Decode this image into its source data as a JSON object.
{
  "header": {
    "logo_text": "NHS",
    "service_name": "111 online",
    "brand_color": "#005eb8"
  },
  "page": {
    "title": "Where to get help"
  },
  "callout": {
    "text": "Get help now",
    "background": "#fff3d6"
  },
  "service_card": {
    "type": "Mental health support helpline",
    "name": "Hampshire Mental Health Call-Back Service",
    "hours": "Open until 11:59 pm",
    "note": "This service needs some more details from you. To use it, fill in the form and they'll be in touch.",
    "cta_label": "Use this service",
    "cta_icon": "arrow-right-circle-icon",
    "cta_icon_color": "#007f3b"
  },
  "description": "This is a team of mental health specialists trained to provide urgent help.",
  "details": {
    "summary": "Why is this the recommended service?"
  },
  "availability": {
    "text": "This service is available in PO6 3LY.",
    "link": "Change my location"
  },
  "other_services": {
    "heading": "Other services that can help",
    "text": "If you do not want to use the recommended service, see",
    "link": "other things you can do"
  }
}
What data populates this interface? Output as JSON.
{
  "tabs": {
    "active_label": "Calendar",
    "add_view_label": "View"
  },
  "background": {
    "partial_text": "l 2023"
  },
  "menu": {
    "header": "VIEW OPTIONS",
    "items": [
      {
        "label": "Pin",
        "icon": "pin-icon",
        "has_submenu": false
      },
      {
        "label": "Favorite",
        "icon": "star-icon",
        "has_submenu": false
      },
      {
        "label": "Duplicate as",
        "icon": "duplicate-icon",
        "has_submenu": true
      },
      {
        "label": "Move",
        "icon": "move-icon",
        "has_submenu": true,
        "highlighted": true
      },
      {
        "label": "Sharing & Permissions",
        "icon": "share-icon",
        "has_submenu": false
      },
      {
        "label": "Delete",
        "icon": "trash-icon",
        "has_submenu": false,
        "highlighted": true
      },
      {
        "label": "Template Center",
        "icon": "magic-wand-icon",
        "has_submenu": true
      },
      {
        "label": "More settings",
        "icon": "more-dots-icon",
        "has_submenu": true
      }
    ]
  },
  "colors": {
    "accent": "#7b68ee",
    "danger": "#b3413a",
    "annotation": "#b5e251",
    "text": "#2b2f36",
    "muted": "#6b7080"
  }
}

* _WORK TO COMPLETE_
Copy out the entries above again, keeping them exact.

* _RESULT_
Decode this image into its source data as a JSON object.
{
  "header": {
    "logo_text": "NHS",
    "service_name": "111 online",
    "brand_color": "#005eb8"
  },
  "page": {
    "title": "Where to get help"
  },
  "callout": {
    "text": "Get help now",
    "background": "#fff3d6"
  },
  "service_card": {
    "type": "Mental health support helpline",
    "name": "Hampshire Mental Health Call-Back Service",
    "hours": "Open until 11:59 pm",
    "note": "This service needs some more details from you. To use it, fill in the form and they'll be in touch.",
    "cta_label": "Use this service",
    "cta_icon": "arrow-right-circle-icon",
    "cta_icon_color": "#007f3b"
  },
  "description": "This is a team of mental health specialists trained to provide urgent help.",
  "details": {
    "summary": "Why is this the recommended service?"
  },
  "availability": {
    "text": "This service is available in PO6 3LY.",
    "link": "Change my location"
  },
  "other_services": {
    "heading": "Other services that can help",
    "text": "If you do not want to use the recommended service, see",
    "link": "other things you can do"
  }
}
What data populates this interface? Output as JSON.
{
  "tabs": {
    "active_label": "Calendar",
    "add_view_label": "View"
  },
  "background": {
    "partial_text": "l 2023"
  },
  "menu": {
    "header": "VIEW OPTIONS",
    "items": [
      {
        "label": "Pin",
        "icon": "pin-icon",
        "has_submenu": false
      },
      {
        "label": "Favorite",
        "icon": "star-icon",
        "has_submenu": false
      },
      {
        "label": "Duplicate as",
        "icon": "duplicate-icon",
        "has_submenu": true
      },
      {
        "label": "Move",
        "icon": "move-icon",
        "has_submenu": true,
        "highlighted": true
      },
      {
        "label": "Sharing & Permissions",
        "icon": "share-icon",
        "has_submenu": false
      },
      {
        "label": "Delete",
        "icon": "trash-icon",
        "has_submenu": false,
        "highlighted": true
      },
      {
        "label": "Template Center",
        "icon": "magic-wand-icon",
        "has_submenu": true
      },
      {
        "label": "More settings",
        "icon": "more-dots-icon",
        "has_submenu": true
      }
    ]
  },
  "colors": {
    "accent": "#7b68ee",
    "danger": "#b3413a",
    "annotation": "#b5e251",
    "text": "#2b2f36",
    "muted": "#6b7080"
  }
}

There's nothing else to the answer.